## Task description
The entries follow. Copy every line in which "icon" appears.

## Extracted material

^^^^^^^^

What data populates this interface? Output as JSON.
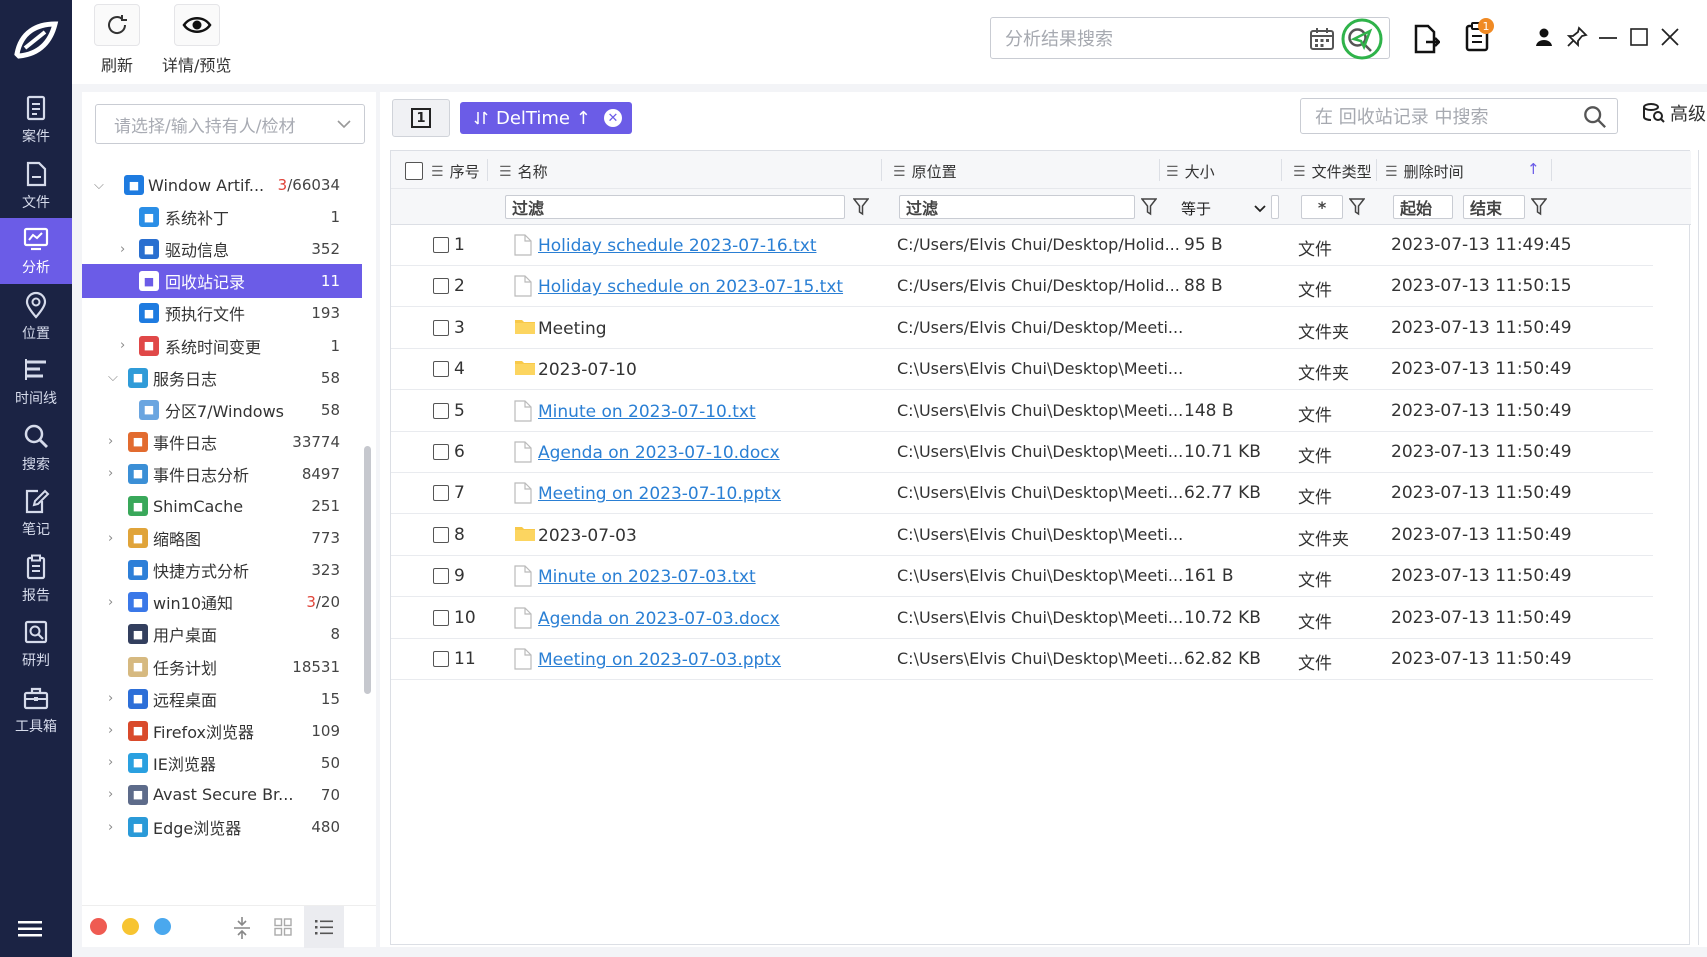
{
  "nav": {
    "items": [
      {
        "label": "案件",
        "icon": "case-icon"
      },
      {
        "label": "文件",
        "icon": "file-icon"
      },
      {
        "label": "分析",
        "icon": "analysis-icon"
      },
      {
        "label": "位置",
        "icon": "location-icon"
      },
      {
        "label": "时间线",
        "icon": "timeline-icon"
      },
      {
        "label": "搜索",
        "icon": "search-icon"
      },
      {
        "label": "笔记",
        "icon": "note-icon"
      },
      {
        "label": "报告",
        "icon": "report-icon"
      },
      {
        "label": "研判",
        "icon": "judge-icon"
      },
      {
        "label": "工具箱",
        "icon": "toolbox-icon"
      }
    ],
    "active_index": 2
  },
  "toolbar": {
    "refresh_label": "刷新",
    "preview_label": "详情/预览",
    "search_placeholder": "分析结果搜索",
    "notification_count": "1"
  },
  "left": {
    "selector_placeholder": "请选择/输入持有人/检材",
    "tree": [
      {
        "label": "Window Artif...",
        "count_red": "3",
        "count": "/66034",
        "level": 0,
        "arrow": "v"
      },
      {
        "label": "系统补丁",
        "count": "1",
        "level": 2,
        "arrow": ""
      },
      {
        "label": "驱动信息",
        "count": "352",
        "level": 2,
        "arrow": ">"
      },
      {
        "label": "回收站记录",
        "count": "11",
        "level": 2,
        "arrow": "",
        "active": true
      },
      {
        "label": "预执行文件",
        "count": "193",
        "level": 2,
        "arrow": ""
      },
      {
        "label": "系统时间变更",
        "count": "1",
        "level": 2,
        "arrow": ">"
      },
      {
        "label": "服务日志",
        "count": "58",
        "level": 1,
        "arrow": "v"
      },
      {
        "label": "分区7/Windows",
        "count": "58",
        "level": 2,
        "arrow": ""
      },
      {
        "label": "事件日志",
        "count": "33774",
        "level": 1,
        "arrow": ">"
      },
      {
        "label": "事件日志分析",
        "count": "8497",
        "level": 1,
        "arrow": ">"
      },
      {
        "label": "ShimCache",
        "count": "251",
        "level": 1,
        "arrow": ""
      },
      {
        "label": "缩略图",
        "count": "773",
        "level": 1,
        "arrow": ">"
      },
      {
        "label": "快捷方式分析",
        "count": "323",
        "level": 1,
        "arrow": ""
      },
      {
        "label": "win10通知",
        "count_red": "3",
        "count": "/20",
        "level": 1,
        "arrow": ">"
      },
      {
        "label": "用户桌面",
        "count": "8",
        "level": 1,
        "arrow": ""
      },
      {
        "label": "任务计划",
        "count": "18531",
        "level": 1,
        "arrow": ""
      },
      {
        "label": "远程桌面",
        "count": "15",
        "level": 1,
        "arrow": ">"
      },
      {
        "label": "Firefox浏览器",
        "count": "109",
        "level": 1,
        "arrow": ">"
      },
      {
        "label": "IE浏览器",
        "count": "50",
        "level": 1,
        "arrow": ">"
      },
      {
        "label": "Avast Secure Br...",
        "count": "70",
        "level": 1,
        "arrow": ">"
      },
      {
        "label": "Edge浏览器",
        "count": "480",
        "level": 1,
        "arrow": ">"
      }
    ]
  },
  "main": {
    "tab_number": "1",
    "sort_tag": "DelTime ↑",
    "search_placeholder": "在 回收站记录 中搜索",
    "advanced_label": "高级",
    "columns": {
      "index": "序号",
      "name": "名称",
      "location": "原位置",
      "size": "大小",
      "type": "文件类型",
      "time": "删除时间"
    },
    "filters": {
      "name": "过滤",
      "location": "过滤",
      "size_op": "等于",
      "type": "*",
      "start": "起始",
      "end": "结束"
    },
    "rows": [
      {
        "n": "1",
        "name": "Holiday schedule 2023-07-16.txt",
        "loc": "C:/Users/Elvis Chui/Desktop/Holid...",
        "size": "95 B",
        "type": "文件",
        "time": "2023-07-13 11:49:45",
        "kind": "file"
      },
      {
        "n": "2",
        "name": "Holiday schedule on 2023-07-15.txt",
        "loc": "C:/Users/Elvis Chui/Desktop/Holid...",
        "size": "88 B",
        "type": "文件",
        "time": "2023-07-13 11:50:15",
        "kind": "file"
      },
      {
        "n": "3",
        "name": "Meeting",
        "loc": "C:/Users/Elvis Chui/Desktop/Meeti...",
        "size": "",
        "type": "文件夹",
        "time": "2023-07-13 11:50:49",
        "kind": "folder"
      },
      {
        "n": "4",
        "name": "2023-07-10",
        "loc": "C:\\Users\\Elvis Chui\\Desktop\\Meeti...",
        "size": "",
        "type": "文件夹",
        "time": "2023-07-13 11:50:49",
        "kind": "folder"
      },
      {
        "n": "5",
        "name": "Minute on 2023-07-10.txt",
        "loc": "C:\\Users\\Elvis Chui\\Desktop\\Meeti...",
        "size": "148 B",
        "type": "文件",
        "time": "2023-07-13 11:50:49",
        "kind": "file"
      },
      {
        "n": "6",
        "name": "Agenda on 2023-07-10.docx",
        "loc": "C:\\Users\\Elvis Chui\\Desktop\\Meeti...",
        "size": "10.71 KB",
        "type": "文件",
        "time": "2023-07-13 11:50:49",
        "kind": "file"
      },
      {
        "n": "7",
        "name": "Meeting on 2023-07-10.pptx",
        "loc": "C:\\Users\\Elvis Chui\\Desktop\\Meeti...",
        "size": "62.77 KB",
        "type": "文件",
        "time": "2023-07-13 11:50:49",
        "kind": "file"
      },
      {
        "n": "8",
        "name": "2023-07-03",
        "loc": "C:\\Users\\Elvis Chui\\Desktop\\Meeti...",
        "size": "",
        "type": "文件夹",
        "time": "2023-07-13 11:50:49",
        "kind": "folder"
      },
      {
        "n": "9",
        "name": "Minute on 2023-07-03.txt",
        "loc": "C:\\Users\\Elvis Chui\\Desktop\\Meeti...",
        "size": "161 B",
        "type": "文件",
        "time": "2023-07-13 11:50:49",
        "kind": "file"
      },
      {
        "n": "10",
        "name": "Agenda on 2023-07-03.docx",
        "loc": "C:\\Users\\Elvis Chui\\Desktop\\Meeti...",
        "size": "10.72 KB",
        "type": "文件",
        "time": "2023-07-13 11:50:49",
        "kind": "file"
      },
      {
        "n": "11",
        "name": "Meeting on 2023-07-03.pptx",
        "loc": "C:\\Users\\Elvis Chui\\Desktop\\Meeti...",
        "size": "62.82 KB",
        "type": "文件",
        "time": "2023-07-13 11:50:49",
        "kind": "file"
      }
    ]
  },
  "colors": {
    "nav_bg": "#1b2344",
    "accent": "#6b5ce7",
    "link": "#2a7fd4",
    "count_red": "#e0453a",
    "status_green": "#2fb34a"
  }
}
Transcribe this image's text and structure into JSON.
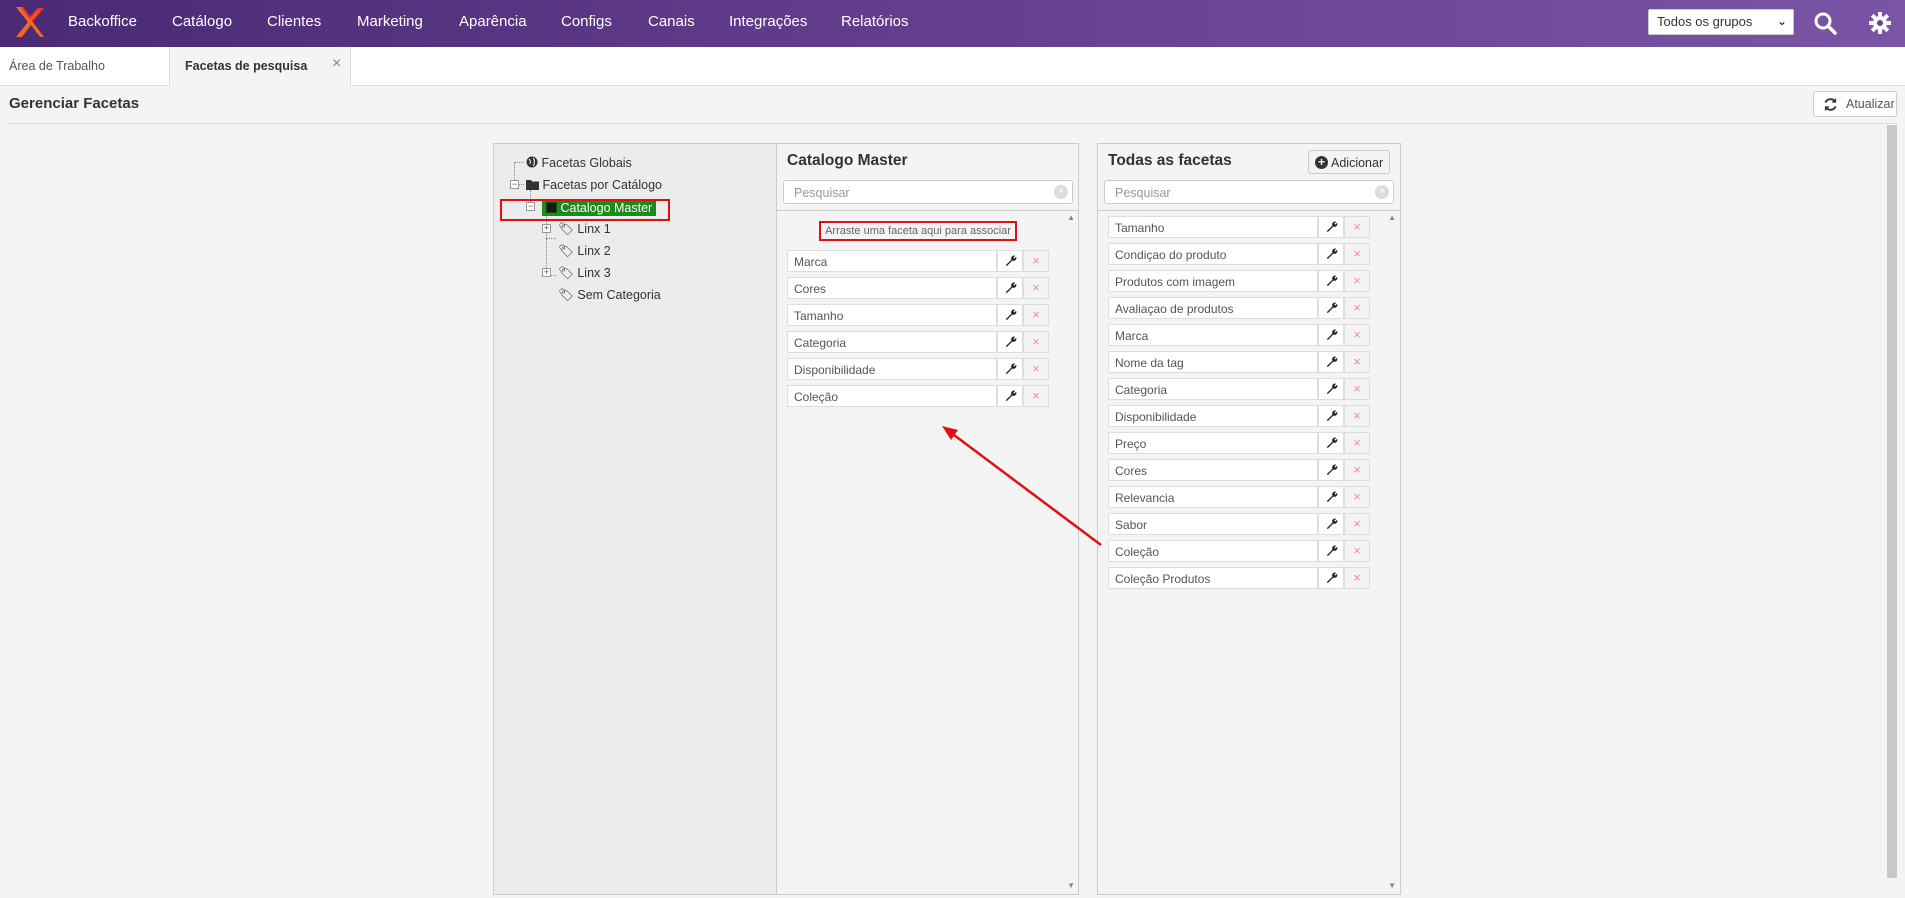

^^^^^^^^

## Written response
        "icon": "case-icon"
        "icon": "file-icon"
        "icon": "analysis-icon"
        "icon": "location-icon"
        "icon": "timeline-icon"
        "icon": "search-icon"
        "icon": "note-icon"
        "icon": "report-icon"
        "icon": "judge-icon"
        "icon": "toolbox-icon"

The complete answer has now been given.